Kel-Tec is selling pistol grip lowers and AR-15 stock adapters for SU-16 and SU-22 rifles.  Link to pistol grip lower and AR stock adapter in Kel-Tec store - currently $94.40.  Also available with collapsible CAR-15/XM177 stock for $129.  The pistol grip compromises the ability of the rifles to fold into a compact little package, but it makes the rifles a little more egonomic, and a little less goofy looking.

Why do I even care?  The SU-16 rifles are quite lightweight (about 5 pounds with the origional stock), and have a long-stroke piston operating system (sort of similar to an SKS or AK-47).  With the right ACE stock adapters (they seem to be having website problems at the moment), you could put a side-folding stock on, which you can't do with 99% of AR-15 rifles.  The SU-16 rifles are also relatively inexpensive.  I can definately see how this might be an attractive solution to some people looking for an "evil black rifle."

You can find some more information on the pistol grip/stock conversion kit in this forum thread where I got the picture I posted above.  I'm sure if you did a search on the forum, you could find more threads. SU-16 information - in case you want to brush up on the Kel-Tec rifles

Saturday, January 1, 2011

Lubricants for Firearms?

There has been a bit of a debate over gun oil and grease in the Black Rifle Forum on GlockTalk.  One post has a link to this lubricants article by Grant Cunningham, which I found to be very interesting.

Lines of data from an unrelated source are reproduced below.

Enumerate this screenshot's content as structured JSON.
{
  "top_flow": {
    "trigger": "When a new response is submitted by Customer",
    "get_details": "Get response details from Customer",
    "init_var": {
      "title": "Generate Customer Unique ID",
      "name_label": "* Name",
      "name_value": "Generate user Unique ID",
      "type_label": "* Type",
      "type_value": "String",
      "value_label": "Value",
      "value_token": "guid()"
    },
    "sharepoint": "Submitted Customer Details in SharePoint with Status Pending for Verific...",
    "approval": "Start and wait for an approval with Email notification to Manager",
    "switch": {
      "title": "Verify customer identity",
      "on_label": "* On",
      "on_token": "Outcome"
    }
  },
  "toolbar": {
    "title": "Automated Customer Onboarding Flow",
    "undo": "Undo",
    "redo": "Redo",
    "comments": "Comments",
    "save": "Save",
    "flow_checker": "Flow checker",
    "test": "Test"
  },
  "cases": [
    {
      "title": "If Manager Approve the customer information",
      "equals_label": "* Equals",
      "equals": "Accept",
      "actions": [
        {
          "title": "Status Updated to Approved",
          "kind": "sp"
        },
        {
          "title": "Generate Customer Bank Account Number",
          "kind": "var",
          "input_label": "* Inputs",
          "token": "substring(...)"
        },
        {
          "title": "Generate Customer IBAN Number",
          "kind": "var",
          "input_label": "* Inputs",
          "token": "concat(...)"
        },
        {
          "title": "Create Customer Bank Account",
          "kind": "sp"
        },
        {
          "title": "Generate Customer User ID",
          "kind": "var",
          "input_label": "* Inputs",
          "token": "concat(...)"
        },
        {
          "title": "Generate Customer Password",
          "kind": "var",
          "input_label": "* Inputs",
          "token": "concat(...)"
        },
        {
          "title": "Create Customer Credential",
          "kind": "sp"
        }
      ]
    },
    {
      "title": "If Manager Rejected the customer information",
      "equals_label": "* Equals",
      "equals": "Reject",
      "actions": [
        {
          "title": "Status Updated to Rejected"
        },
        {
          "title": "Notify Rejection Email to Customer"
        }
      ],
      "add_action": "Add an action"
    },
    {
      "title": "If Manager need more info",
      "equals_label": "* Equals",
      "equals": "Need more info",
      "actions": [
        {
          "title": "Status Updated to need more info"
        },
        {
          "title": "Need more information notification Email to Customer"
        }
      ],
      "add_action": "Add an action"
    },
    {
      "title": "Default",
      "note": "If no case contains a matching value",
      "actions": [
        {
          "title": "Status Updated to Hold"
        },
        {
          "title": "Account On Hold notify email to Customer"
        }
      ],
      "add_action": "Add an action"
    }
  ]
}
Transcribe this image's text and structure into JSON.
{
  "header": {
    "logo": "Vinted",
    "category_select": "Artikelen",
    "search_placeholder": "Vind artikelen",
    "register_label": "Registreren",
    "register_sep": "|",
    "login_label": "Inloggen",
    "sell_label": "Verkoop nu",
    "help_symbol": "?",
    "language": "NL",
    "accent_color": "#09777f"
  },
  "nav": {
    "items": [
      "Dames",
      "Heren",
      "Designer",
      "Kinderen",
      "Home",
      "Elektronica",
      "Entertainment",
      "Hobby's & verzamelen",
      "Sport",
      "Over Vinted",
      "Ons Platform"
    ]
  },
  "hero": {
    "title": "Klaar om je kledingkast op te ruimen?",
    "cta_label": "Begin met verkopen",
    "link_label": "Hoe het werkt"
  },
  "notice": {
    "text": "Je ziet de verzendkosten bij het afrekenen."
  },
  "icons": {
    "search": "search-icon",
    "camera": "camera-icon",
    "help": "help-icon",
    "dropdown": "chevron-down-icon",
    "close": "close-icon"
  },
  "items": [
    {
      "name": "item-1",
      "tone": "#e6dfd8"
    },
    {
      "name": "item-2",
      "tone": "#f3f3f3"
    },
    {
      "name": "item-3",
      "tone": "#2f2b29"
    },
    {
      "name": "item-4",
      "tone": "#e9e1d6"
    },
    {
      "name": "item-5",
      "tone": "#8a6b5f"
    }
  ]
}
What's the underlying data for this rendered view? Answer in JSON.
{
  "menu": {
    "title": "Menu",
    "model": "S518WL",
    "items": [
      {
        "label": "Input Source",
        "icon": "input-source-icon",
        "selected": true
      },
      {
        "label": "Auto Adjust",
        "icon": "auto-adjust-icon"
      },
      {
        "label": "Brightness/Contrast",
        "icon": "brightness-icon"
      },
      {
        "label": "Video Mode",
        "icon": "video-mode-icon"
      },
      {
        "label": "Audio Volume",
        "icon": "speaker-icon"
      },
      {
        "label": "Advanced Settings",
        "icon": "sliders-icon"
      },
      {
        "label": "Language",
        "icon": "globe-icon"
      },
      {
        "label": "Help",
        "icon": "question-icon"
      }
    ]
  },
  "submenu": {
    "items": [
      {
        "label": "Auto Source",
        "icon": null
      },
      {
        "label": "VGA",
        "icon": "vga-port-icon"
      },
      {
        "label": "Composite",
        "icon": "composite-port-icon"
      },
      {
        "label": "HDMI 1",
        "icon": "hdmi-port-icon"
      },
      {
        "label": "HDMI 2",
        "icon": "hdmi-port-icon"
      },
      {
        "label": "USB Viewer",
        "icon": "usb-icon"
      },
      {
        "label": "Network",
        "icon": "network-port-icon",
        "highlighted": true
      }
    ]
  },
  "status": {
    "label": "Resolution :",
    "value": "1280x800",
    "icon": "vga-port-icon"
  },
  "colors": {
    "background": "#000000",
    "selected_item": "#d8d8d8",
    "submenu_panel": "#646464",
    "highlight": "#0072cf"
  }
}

What about greases - do we even need them? You bet! I use the General Rule of Lubrication: oil for rotating parts, grease for sliding parts that carry a load. In firearms, grease is most appropriate for any part interaction that has a scraping (aka "shear") type of action, and will be subjected to pressure or shock. What kinds of parts are we talking about? Slide rails, bolt carriers, and sears - especially double-action sears.

One product that scores pretty well in corrosion testing is also the readily available and dirt cheap. It also has good migration, a good boundary lubrication package, is the right weight (thickness) for general firearms use, doesn't oxidize over long periods of storage, and is compatible with a wide range of metals and plastics. In addition, it is recommended by at least one real degreed firearms engineer! Just what is this miracle elixir??

Dexron-type Automatic Transmission Fluid (ATF). That's right, plain ol' ATF.
For such things as autoloader slides and rifle bolts, Lubriplate "SFL" NLGI #0 grease is my choice. In my testing it's proven itself superior as a general lubricant. It is white, aluminum-based, low odor, has superb boundary lubricants, and is designed specifically for use in environments that encounter a huge temperature range. It's also resistant to water washout and acid/alkali environments, has great shear resistance, and doesn't oxidize like lithium greases will. As an all-around grease I've found nothing better. It's available from, in their online store. It comes in a 14oz can which will last you for years - no matter how many guns you have!
If there's benzene in motor oil, you really shouldn't get that on your hands.  I'll have to remember to put on some gloves next time I do an oil change.

As I said in my cleaning article, I've pretty much given up on "miracle gun lube."  Although I'm sure that Slip 2000 and TW-25 work very well, they are very expensive, if you break everything down to a dollars per ounce figure.